Funds in Cold Storage 98% 100% Not clearly stated
AES-256 Hot Wallet Encryption? Yes No No
Whitelisted Addresses Yes Yes Yes
Is USD FDIC Insured? Yes Yes Yes
Certifications None (as of September 2021) ISO/IEC 27701:2019, CCSS Level 3, ISO/IEC 27001:2013 and PCIDSS v3.2.1 Level 1 compliance, and independently assessed at Tier 4, the highest level for both NIST Cybersecurity and Privacy Frameworks ISO/IEC 27001
Reported  Hacks August 2021 None (as of yet) May 2019

Shut Up About Your Awesome Crypto Gains Bro

Regardless of whether you plan to leave some crypto on the exchange, don’t blab to the entire world on Twitter or other social media. In fact, just keep things to yourself as much as possible. While you may even be using an anonymous account, a persistent hacker can take your tweet as a challenge.

Stealing Your Phone Number

People do get their accounts compromised through SIM Swap attacks, where the hacker calls your phone company impersonating you and getting the number swapped onto their phone. In the meantime, the victim’s phone service will stop working while the hacker is able to use 2FA authentication to get into their accounts.

In addition to not discussing your awesome crypto gains, you might want to use an authenticator app like Authy instead of relying on receiving a text message or email to log into your account.

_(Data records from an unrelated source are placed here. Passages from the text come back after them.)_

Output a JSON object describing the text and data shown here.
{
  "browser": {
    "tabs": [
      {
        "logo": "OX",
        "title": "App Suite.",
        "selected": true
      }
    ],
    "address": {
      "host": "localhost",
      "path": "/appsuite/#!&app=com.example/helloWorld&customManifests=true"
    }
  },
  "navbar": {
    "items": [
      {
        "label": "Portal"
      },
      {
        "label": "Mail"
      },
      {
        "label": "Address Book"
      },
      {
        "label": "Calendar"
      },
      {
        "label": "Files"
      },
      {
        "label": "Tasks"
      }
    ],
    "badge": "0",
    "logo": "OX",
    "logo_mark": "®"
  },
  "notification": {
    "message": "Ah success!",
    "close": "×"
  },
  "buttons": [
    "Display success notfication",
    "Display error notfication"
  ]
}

Straight-Up Phishing Your Password

Another popular method involves tricking someone to log into the wrong website, thereby giving the hacker all of your credentials. You might receive a reputable-looking email from Coinbase or Binance which contains a login link. Make sure that your URL is directing you to the correct site, and report any phishing attempts or websites made to look like the official thing.


Note that even good security features may not prevent a large exchange from getting hacked, the rewards are just too enticing; however, this type of attack is unlikely to upset your personal balance. Even if you’re trading your crypto regularly, leaving a large chunk on the exchange is still dangerous and unnecessary. If you want to make a larger trade you can always move the funds onto the exchange at the exact right time instead of leaving them there and waiting.

Despite all of this sounding very negative and cautionary, there are some benefits of leaving crypto on an exchange:

  • Quicker to access for trading

  • Earn rewards on crypto we store on the exchange (depending on the coin/rate this can be around 5-15% annually)

  • You don’t need to worry about losing your phone or private keys because the exchange has your info

  • Many exchanges do have really good security

  • Simpler not to download and set up another crypto wallet

Bottom line

Hey it’s still almost certainly better for you to use a non-custodial private wallet. Instead use a self-custody crypto wallet and earn rewards without giving up ownership. It’s your crypto and it’s you call.

You can easily retain full custody by moving your crypto to our favourite self-custody crypto wallet – the Exodus wallet. Then if you wanted the maximum security, you can also use a Trezor (integrates with Exodus wallet) to keep that crypto offline and somewhere physically safe – like in a safe.

Read more about why we like Exodus so much and keep recommending it to our friends and colleagues:
Our Detailed Review and Recommendation of Exodus Wallet 

All that being said, as long as you’re not storing the vast majority of your crypto in one exchange, it’s probably okay to leave some of your assets there.

Top cryptocurrency exchanges take steps to ensure the security of your investments and many of them also have apps that do offer you custody over your crypto.

As long as you don’t brag about your wicked crypto trading gains on Twitter or Reddit, there’s no reason for hackers to individually target you. Nonetheless, SIM swapping and phishing attacks remain common and risky; a phishing attack on someone working within these companies could also expose your personal data. Remember, just because an exchange hasn’t been hit yet, doesn’t mean it won’t get hit in the future.

Keep a small amount of crypto on an exchange, trade it, use it, do whatever you want with it. But if you’re taking a risk, make sure it’s for a good reason (like earning rewards) and not just because you didn’t want to go through the trouble of opening a new wallet (laziness).

“Your keys. Your crypto.”

– The end